Background: We aim to provide data on a diabetes technology simulation course (DTSC) that instructs internal medicine residents in the use of continuous subcutaneous insulin infusion (CSII) and continuous glucose monitoring system (CGMS) devices. Methods: The DTSC was implemented during calendar year 2012 and conducted in the institution's simulation center. It consisted of a set of prerequisites, a practicum, and completion of a web-based inpatient CSII-ordering simulation. DTSC participants included only those residents in the outpatient endocrinology rotation. Questionnaires were used to determine whether course objectives were met and to assess the satisfaction of residents with the course. Questionnaires were also administered before and after the endocrine rotation to gauge improvement in familiarity with CSII and CGMS technologies. Results: During the first year, 12 of 12 residents in the outpatient endocrinology rotation completed the DTSC. Residents reported that the course objectives were fully met. The mean satisfaction score with the course ranged from 4.0 to 4.9 (maximum, 5), with most variables rated above 4.5. Self-reported familiarity with the operation of CSII and CGMS devices increased significantly in the postrotation survey compared with that on the prerotation survey (both p < .01). Conclusions: In this pilot program, simulation-based education increased the perceived familiarity of residents with CSII and CGMS technologies. In light of these preliminary findings, the course will continue to be ofered, with further data accrual. Future work will involve piloting the DTSC approach among other types of providers, such as residents in other specialties or inpatient nursing staf.
- Continuous glucose monitoring systems

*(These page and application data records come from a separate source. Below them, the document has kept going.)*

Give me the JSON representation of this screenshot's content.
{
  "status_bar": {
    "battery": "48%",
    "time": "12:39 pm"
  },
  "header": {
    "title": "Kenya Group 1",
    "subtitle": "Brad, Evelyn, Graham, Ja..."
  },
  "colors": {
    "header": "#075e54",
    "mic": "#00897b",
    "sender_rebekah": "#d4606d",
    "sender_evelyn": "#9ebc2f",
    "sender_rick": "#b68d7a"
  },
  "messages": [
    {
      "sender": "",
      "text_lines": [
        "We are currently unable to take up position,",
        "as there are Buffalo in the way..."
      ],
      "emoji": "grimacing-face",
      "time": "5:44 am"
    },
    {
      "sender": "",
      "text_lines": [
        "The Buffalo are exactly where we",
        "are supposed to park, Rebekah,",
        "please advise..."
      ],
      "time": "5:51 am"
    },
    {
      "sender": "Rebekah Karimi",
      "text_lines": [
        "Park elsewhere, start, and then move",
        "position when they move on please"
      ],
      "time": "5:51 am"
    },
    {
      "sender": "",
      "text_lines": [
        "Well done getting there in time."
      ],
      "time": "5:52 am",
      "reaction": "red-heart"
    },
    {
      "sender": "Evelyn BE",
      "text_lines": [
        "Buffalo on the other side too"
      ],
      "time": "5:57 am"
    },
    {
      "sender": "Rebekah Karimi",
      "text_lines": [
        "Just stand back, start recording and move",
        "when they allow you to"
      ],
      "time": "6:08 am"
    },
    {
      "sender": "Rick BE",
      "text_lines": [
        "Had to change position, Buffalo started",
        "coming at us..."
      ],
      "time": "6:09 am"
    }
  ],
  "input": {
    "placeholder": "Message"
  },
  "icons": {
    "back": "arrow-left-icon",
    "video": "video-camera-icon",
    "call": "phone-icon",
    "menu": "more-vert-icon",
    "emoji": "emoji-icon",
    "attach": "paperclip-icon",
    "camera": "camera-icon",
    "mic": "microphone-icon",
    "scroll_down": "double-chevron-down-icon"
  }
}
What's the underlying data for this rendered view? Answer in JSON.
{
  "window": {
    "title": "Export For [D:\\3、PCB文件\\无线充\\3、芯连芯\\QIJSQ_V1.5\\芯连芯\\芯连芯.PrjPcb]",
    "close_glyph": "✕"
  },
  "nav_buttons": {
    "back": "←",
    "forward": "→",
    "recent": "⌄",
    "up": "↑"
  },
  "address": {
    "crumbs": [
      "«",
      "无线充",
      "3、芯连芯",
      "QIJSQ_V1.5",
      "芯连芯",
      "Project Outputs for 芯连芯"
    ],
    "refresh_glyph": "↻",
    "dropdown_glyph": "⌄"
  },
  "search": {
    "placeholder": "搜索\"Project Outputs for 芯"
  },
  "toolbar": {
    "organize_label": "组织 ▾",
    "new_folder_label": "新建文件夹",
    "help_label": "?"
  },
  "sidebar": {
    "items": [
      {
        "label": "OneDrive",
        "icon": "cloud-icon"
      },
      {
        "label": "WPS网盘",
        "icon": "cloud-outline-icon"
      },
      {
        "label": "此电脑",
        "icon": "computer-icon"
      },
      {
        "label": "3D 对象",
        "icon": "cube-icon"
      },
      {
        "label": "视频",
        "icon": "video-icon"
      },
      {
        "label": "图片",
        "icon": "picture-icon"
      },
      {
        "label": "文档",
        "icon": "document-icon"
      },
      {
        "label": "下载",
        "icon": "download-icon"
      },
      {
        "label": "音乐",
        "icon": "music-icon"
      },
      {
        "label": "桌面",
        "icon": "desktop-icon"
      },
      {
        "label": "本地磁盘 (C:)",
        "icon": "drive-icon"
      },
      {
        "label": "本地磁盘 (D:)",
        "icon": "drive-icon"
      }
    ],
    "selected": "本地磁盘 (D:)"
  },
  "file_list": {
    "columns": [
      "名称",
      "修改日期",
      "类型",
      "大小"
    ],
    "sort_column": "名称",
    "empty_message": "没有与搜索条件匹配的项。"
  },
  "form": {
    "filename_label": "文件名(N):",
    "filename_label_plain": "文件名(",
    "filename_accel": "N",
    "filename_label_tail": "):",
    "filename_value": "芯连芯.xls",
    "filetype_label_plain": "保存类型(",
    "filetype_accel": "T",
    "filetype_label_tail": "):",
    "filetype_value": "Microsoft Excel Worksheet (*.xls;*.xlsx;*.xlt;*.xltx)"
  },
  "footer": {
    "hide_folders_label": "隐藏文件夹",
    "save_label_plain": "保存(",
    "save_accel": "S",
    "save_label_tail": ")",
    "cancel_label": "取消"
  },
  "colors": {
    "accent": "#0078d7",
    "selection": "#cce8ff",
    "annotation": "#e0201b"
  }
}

- Continuous subcutaneous insulin infusion
ASJC Scopus subject areas
- Internal Medicine
- Endocrinology, Diabetes and Metabolism
- Biomedical Engineering